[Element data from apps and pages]
▬▬▬▬▬▬

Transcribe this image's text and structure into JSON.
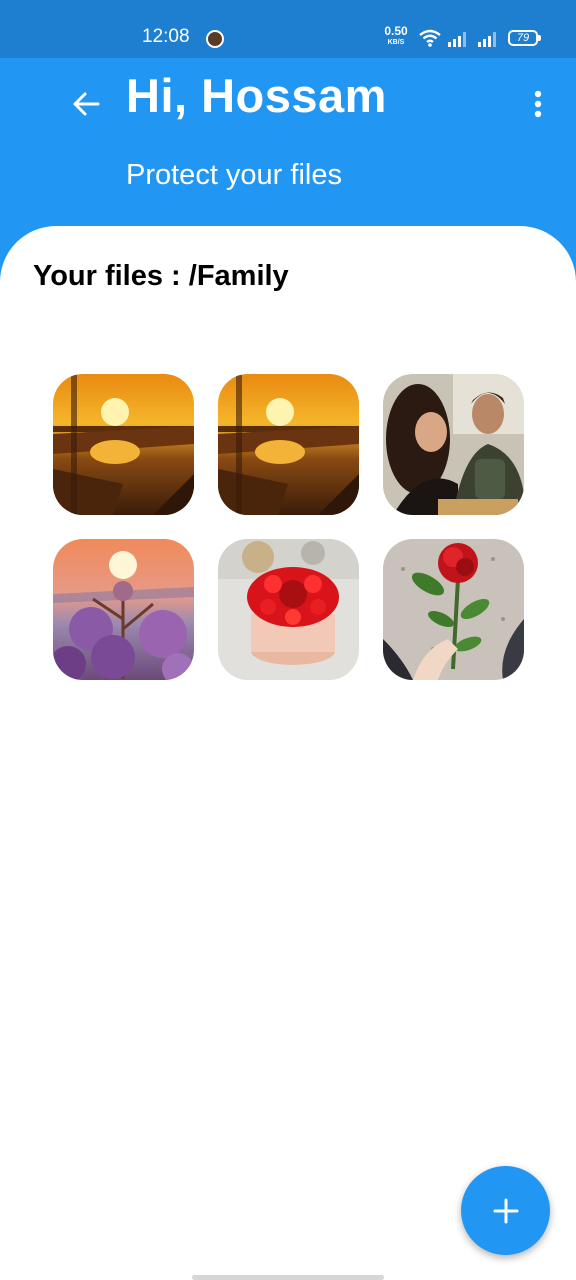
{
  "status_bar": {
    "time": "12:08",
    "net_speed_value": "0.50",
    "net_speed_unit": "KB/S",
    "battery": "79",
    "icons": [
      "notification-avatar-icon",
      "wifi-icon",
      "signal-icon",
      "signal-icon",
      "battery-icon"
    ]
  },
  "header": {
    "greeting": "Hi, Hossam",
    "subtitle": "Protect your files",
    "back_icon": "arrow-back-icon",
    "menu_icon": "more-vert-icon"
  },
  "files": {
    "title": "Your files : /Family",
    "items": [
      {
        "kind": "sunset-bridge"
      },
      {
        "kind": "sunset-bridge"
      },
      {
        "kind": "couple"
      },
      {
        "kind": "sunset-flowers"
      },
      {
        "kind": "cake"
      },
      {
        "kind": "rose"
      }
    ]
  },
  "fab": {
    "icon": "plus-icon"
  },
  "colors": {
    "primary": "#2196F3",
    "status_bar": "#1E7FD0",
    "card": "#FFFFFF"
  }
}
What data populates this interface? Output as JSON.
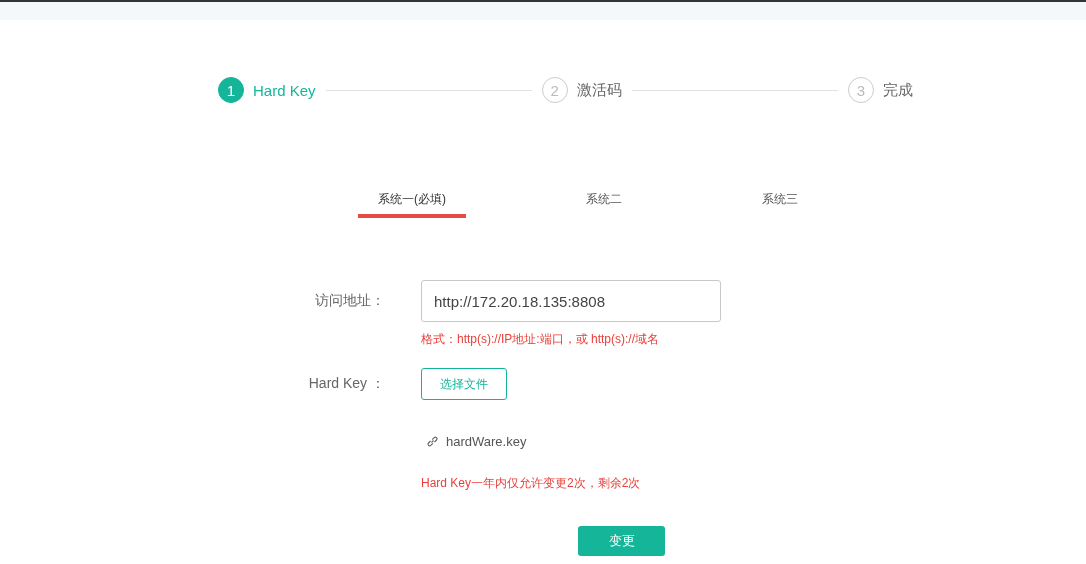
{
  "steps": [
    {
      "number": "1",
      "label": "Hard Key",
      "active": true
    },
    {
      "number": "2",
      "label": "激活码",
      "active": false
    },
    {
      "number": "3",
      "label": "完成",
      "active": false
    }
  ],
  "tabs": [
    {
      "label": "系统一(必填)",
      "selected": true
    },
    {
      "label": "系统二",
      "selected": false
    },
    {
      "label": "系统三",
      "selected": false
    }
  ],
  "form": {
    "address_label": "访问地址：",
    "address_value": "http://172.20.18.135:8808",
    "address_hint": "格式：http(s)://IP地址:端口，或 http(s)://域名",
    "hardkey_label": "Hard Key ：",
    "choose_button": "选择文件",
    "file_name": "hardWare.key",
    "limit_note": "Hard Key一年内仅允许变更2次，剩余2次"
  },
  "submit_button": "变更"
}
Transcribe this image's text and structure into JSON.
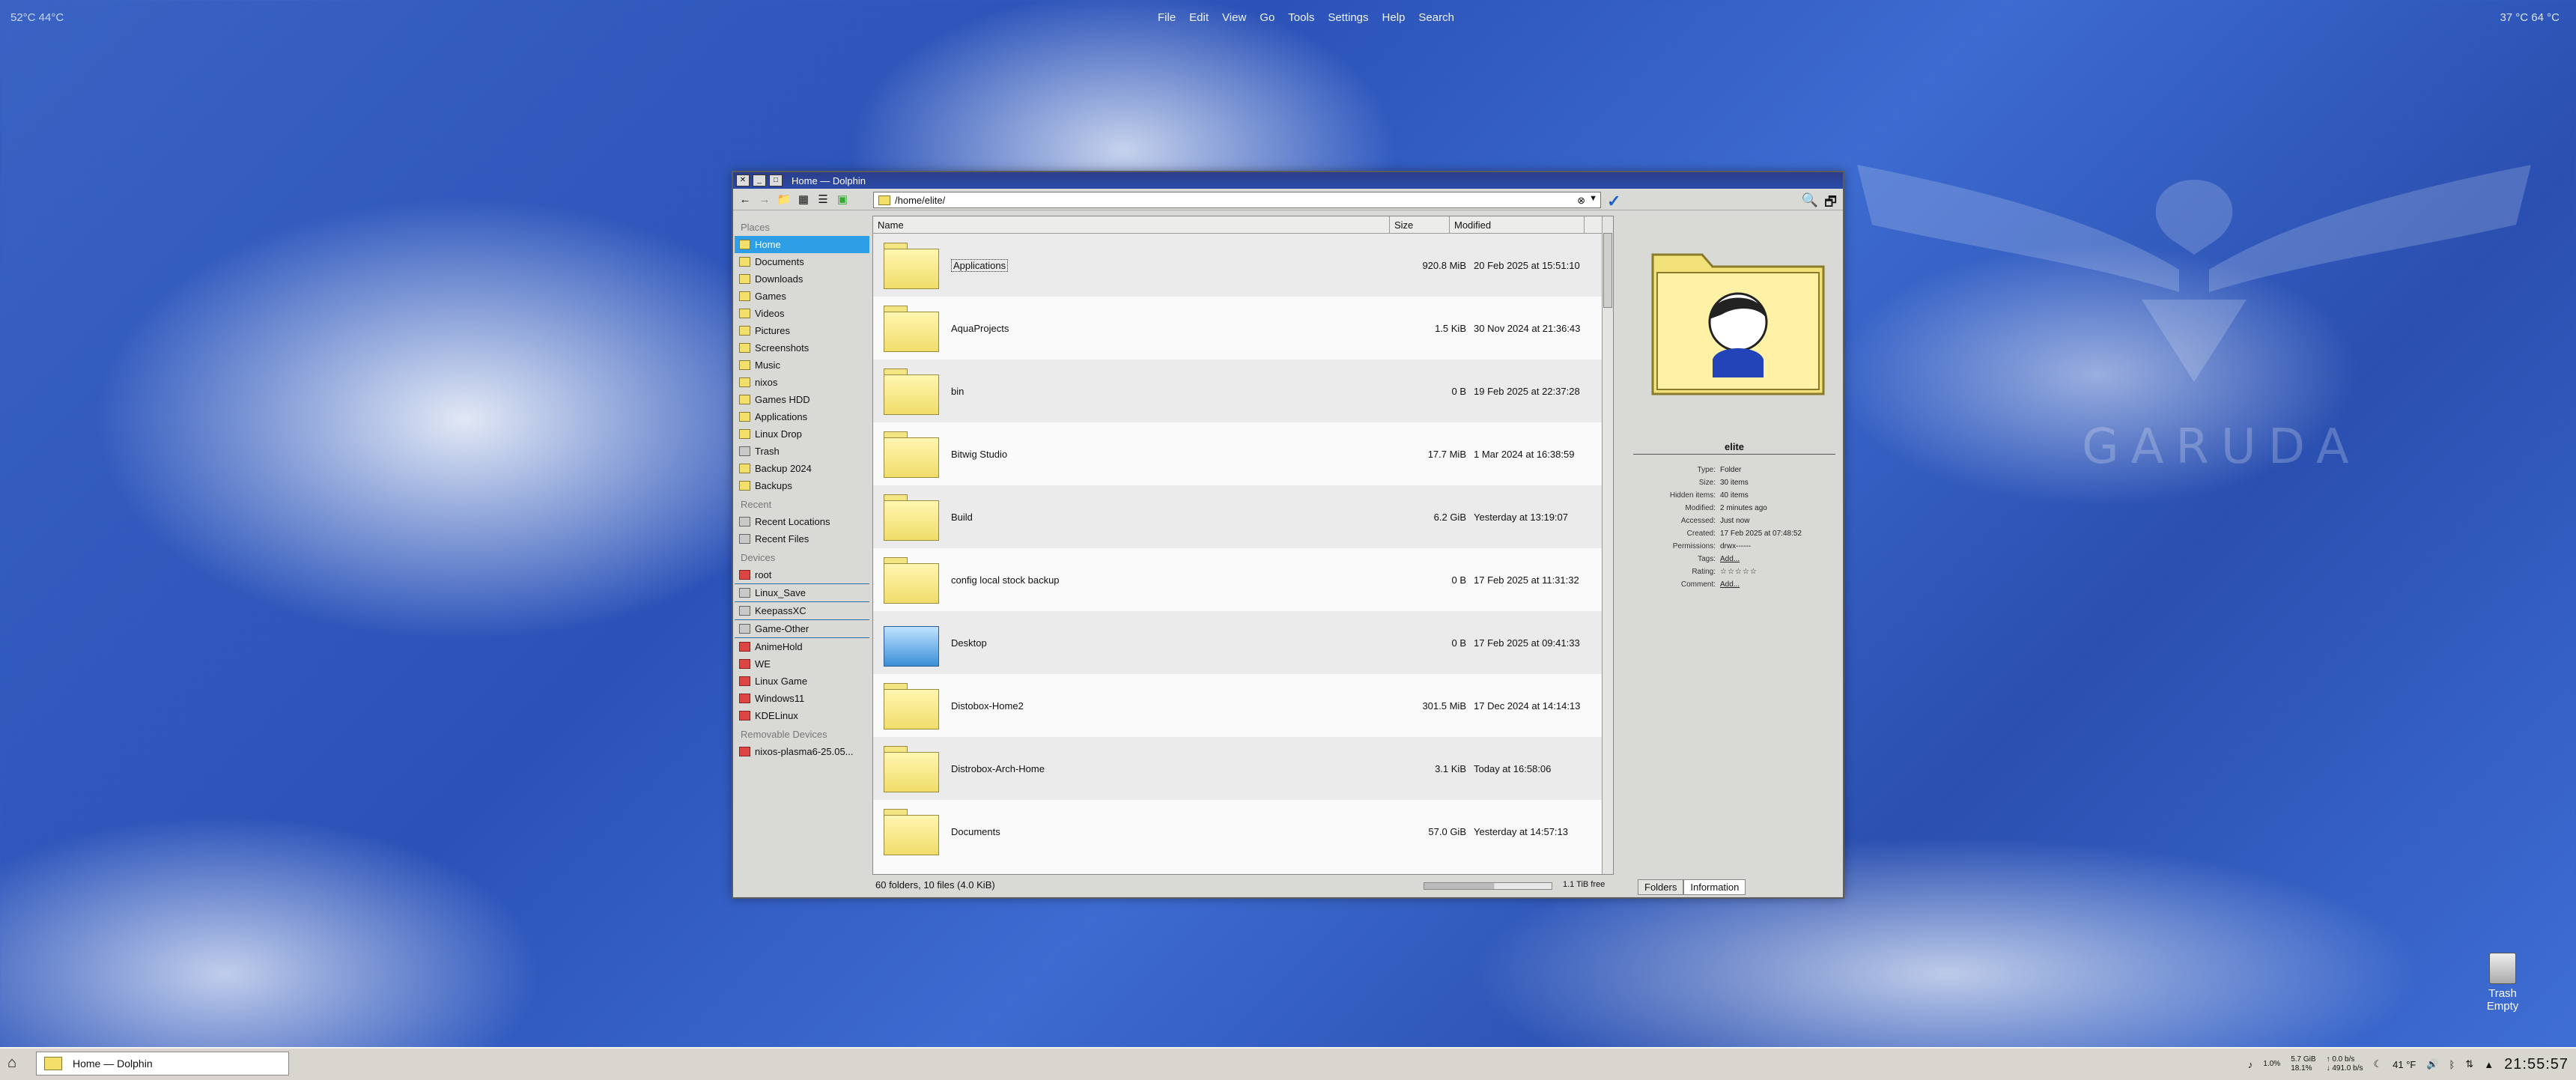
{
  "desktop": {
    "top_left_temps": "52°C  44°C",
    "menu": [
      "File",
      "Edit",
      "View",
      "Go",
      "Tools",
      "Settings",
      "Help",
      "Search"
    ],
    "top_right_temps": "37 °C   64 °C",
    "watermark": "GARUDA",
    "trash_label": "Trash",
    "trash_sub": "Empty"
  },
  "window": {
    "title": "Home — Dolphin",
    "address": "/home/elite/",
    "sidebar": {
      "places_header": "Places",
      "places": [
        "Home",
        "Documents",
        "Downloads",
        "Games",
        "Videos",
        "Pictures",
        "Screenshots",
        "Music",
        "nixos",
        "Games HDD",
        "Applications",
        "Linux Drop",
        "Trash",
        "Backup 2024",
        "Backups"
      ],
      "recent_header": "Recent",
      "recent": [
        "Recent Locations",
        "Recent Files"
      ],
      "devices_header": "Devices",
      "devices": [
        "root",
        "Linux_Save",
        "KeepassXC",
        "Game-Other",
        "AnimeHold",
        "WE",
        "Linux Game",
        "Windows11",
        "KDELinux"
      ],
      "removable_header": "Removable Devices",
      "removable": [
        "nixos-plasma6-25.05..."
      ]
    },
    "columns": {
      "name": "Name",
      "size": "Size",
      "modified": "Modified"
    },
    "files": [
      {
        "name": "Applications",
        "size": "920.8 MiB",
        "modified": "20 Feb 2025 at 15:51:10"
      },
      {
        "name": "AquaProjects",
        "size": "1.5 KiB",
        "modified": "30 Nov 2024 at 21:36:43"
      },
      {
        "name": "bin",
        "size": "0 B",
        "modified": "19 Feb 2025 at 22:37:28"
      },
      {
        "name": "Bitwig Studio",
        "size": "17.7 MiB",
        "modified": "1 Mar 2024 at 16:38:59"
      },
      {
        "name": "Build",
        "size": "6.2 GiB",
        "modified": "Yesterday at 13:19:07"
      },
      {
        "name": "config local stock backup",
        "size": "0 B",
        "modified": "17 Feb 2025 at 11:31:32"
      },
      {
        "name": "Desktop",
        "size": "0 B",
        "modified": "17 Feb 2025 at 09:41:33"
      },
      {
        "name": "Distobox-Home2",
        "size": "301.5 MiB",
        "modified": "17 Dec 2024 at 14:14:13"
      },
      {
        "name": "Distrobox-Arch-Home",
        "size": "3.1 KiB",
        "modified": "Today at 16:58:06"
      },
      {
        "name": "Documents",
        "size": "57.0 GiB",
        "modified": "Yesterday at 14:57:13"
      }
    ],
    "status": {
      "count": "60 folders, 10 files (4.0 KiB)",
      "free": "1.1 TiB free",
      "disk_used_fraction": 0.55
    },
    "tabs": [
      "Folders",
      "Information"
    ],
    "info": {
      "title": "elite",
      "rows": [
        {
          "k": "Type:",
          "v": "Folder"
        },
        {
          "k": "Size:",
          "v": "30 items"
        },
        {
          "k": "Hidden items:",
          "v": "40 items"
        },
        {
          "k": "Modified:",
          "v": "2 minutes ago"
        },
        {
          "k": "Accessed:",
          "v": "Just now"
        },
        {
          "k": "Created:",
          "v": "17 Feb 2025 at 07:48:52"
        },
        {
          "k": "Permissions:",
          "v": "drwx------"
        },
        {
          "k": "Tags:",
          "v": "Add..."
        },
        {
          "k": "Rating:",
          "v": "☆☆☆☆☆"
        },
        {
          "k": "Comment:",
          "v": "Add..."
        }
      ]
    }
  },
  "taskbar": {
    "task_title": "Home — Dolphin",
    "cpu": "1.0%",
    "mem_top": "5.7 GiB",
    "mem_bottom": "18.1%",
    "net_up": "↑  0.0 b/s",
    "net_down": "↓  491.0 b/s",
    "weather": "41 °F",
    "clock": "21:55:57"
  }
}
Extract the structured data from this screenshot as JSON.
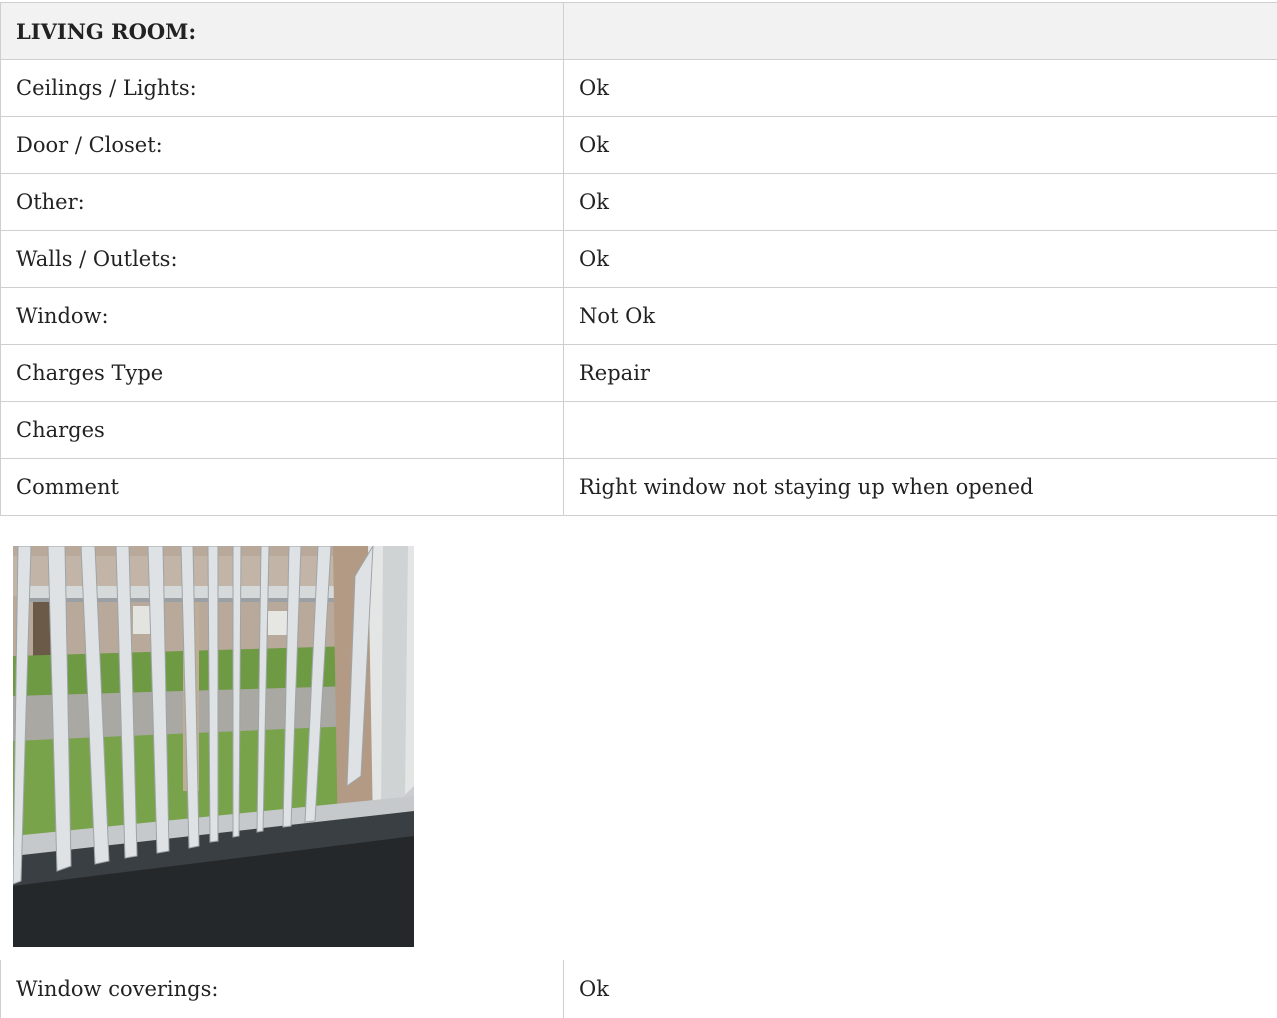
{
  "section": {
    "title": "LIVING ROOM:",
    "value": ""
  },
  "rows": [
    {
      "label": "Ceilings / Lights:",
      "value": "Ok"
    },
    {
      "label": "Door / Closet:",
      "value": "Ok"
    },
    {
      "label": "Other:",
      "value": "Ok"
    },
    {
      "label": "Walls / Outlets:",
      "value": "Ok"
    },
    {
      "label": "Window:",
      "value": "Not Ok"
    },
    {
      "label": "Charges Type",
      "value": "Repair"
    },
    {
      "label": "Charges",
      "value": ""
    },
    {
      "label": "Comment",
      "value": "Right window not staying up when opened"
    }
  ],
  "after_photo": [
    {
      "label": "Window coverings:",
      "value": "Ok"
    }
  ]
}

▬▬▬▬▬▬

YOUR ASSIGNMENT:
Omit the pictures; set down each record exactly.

RESULT OF THE TASK:
Transcribe this image's text and structure into JSON.
{
  "status_bar": {
    "time": "12:08",
    "net_speed_value": "0.50",
    "net_speed_unit": "KB/S",
    "battery": "79",
    "icons": [
      "notification-avatar-icon",
      "wifi-icon",
      "signal-icon",
      "signal-icon",
      "battery-icon"
    ]
  },
  "header": {
    "greeting": "Hi, Hossam",
    "subtitle": "Protect your files",
    "back_icon": "arrow-back-icon",
    "menu_icon": "more-vert-icon"
  },
  "files": {
    "title": "Your files : /Family",
    "items": [
      {
        "kind": "sunset-bridge"
      },
      {
        "kind": "sunset-bridge"
      },
      {
        "kind": "couple"
      },
      {
        "kind": "sunset-flowers"
      },
      {
        "kind": "cake"
      },
      {
        "kind": "rose"
      }
    ]
  },
  "fab": {
    "icon": "plus-icon"
  },
  "colors": {
    "primary": "#2196F3",
    "status_bar": "#1E7FD0",
    "card": "#FFFFFF"
  }
}
What data populates this interface? Output as JSON.
{
  "steps": [
    {
      "number": "1",
      "label": "Hard Key",
      "active": true
    },
    {
      "number": "2",
      "label": "激活码",
      "active": false
    },
    {
      "number": "3",
      "label": "完成",
      "active": false
    }
  ],
  "tabs": [
    {
      "label": "系统一(必填)",
      "selected": true
    },
    {
      "label": "系统二",
      "selected": false
    },
    {
      "label": "系统三",
      "selected": false
    }
  ],
  "form": {
    "address_label": "访问地址：",
    "address_value": "http://172.20.18.135:8808",
    "address_hint": "格式：http(s)://IP地址:端口，或 http(s)://域名",
    "hardkey_label": "Hard Key ：",
    "choose_button": "选择文件",
    "file_name": "hardWare.key",
    "limit_note": "Hard Key一年内仅允许变更2次，剩余2次"
  },
  "submit_button": "变更"
}
Transcribe this image's text and structure into JSON.
{
  "desktop": {
    "top_left_temps": "52°C  44°C",
    "menu": [
      "File",
      "Edit",
      "View",
      "Go",
      "Tools",
      "Settings",
      "Help",
      "Search"
    ],
    "top_right_temps": "37 °C   64 °C",
    "watermark": "GARUDA",
    "trash_label": "Trash",
    "trash_sub": "Empty"
  },
  "window": {
    "title": "Home — Dolphin",
    "address": "/home/elite/",
    "sidebar": {
      "places_header": "Places",
      "places": [
        "Home",
        "Documents",
        "Downloads",
        "Games",
        "Videos",
        "Pictures",
        "Screenshots",
        "Music",
        "nixos",
        "Games HDD",
        "Applications",
        "Linux Drop",
        "Trash",
        "Backup 2024",
        "Backups"
      ],
      "recent_header": "Recent",
      "recent": [
        "Recent Locations",
        "Recent Files"
      ],
      "devices_header": "Devices",
      "devices": [
        "root",
        "Linux_Save",
        "KeepassXC",
        "Game-Other",
        "AnimeHold",
        "WE",
        "Linux Game",
        "Windows11",
        "KDELinux"
      ],
      "removable_header": "Removable Devices",
      "removable": [
        "nixos-plasma6-25.05..."
      ]
    },
    "columns": {
      "name": "Name",
      "size": "Size",
      "modified": "Modified"
    },
    "files": [
      {
        "name": "Applications",
        "size": "920.8 MiB",
        "modified": "20 Feb 2025 at 15:51:10"
      },
      {
        "name": "AquaProjects",
        "size": "1.5 KiB",
        "modified": "30 Nov 2024 at 21:36:43"
      },
      {
        "name": "bin",
        "size": "0 B",
        "modified": "19 Feb 2025 at 22:37:28"
      },
      {
        "name": "Bitwig Studio",
        "size": "17.7 MiB",
        "modified": "1 Mar 2024 at 16:38:59"
      },
      {
        "name": "Build",
        "size": "6.2 GiB",
        "modified": "Yesterday at 13:19:07"
      },
      {
        "name": "config local stock backup",
        "size": "0 B",
        "modified": "17 Feb 2025 at 11:31:32"
      },
      {
        "name": "Desktop",
        "size": "0 B",
        "modified": "17 Feb 2025 at 09:41:33"
      },
      {
        "name": "Distobox-Home2",
        "size": "301.5 MiB",
        "modified": "17 Dec 2024 at 14:14:13"
      },
      {
        "name": "Distrobox-Arch-Home",
        "size": "3.1 KiB",
        "modified": "Today at 16:58:06"
      },
      {
        "name": "Documents",
        "size": "57.0 GiB",
        "modified": "Yesterday at 14:57:13"
      }
    ],
    "status": {
      "count": "60 folders, 10 files (4.0 KiB)",
      "free": "1.1 TiB free",
      "disk_used_fraction": 0.55
    },
    "tabs": [
      "Folders",
      "Information"
    ],
    "info": {
      "title": "elite",
      "rows": [
        {
          "k": "Type:",
          "v": "Folder"
        },
        {
          "k": "Size:",
          "v": "30 items"
        },
        {
          "k": "Hidden items:",
          "v": "40 items"
        },
        {
          "k": "Modified:",
          "v": "2 minutes ago"
        },
        {
          "k": "Accessed:",
          "v": "Just now"
        },
        {
          "k": "Created:",
          "v": "17 Feb 2025 at 07:48:52"
        },
        {
          "k": "Permissions:",
          "v": "drwx------"
        },
        {
          "k": "Tags:",
          "v": "Add..."
        },
        {
          "k": "Rating:",
          "v": "☆☆☆☆☆"
        },
        {
          "k": "Comment:",
          "v": "Add..."
        }
      ]
    }
  },
  "taskbar": {
    "task_title": "Home — Dolphin",
    "cpu": "1.0%",
    "mem_top": "5.7 GiB",
    "mem_bottom": "18.1%",
    "net_up": "↑  0.0 b/s",
    "net_down": "↓  491.0 b/s",
    "weather": "41 °F",
    "clock": "21:55:57"
  }
}
Extract the structured data from this screenshot as JSON.
{
  "section": {
    "title": "LIVING ROOM:",
    "value": ""
  },
  "rows": [
    {
      "label": "Ceilings / Lights:",
      "value": "Ok"
    },
    {
      "label": "Door / Closet:",
      "value": "Ok"
    },
    {
      "label": "Other:",
      "value": "Ok"
    },
    {
      "label": "Walls / Outlets:",
      "value": "Ok"
    },
    {
      "label": "Window:",
      "value": "Not Ok"
    },
    {
      "label": "Charges Type",
      "value": "Repair"
    },
    {
      "label": "Charges",
      "value": ""
    },
    {
      "label": "Comment",
      "value": "Right window not staying up when opened"
    }
  ],
  "after_photo": [
    {
      "label": "Window coverings:",
      "value": "Ok"
    }
  ]
}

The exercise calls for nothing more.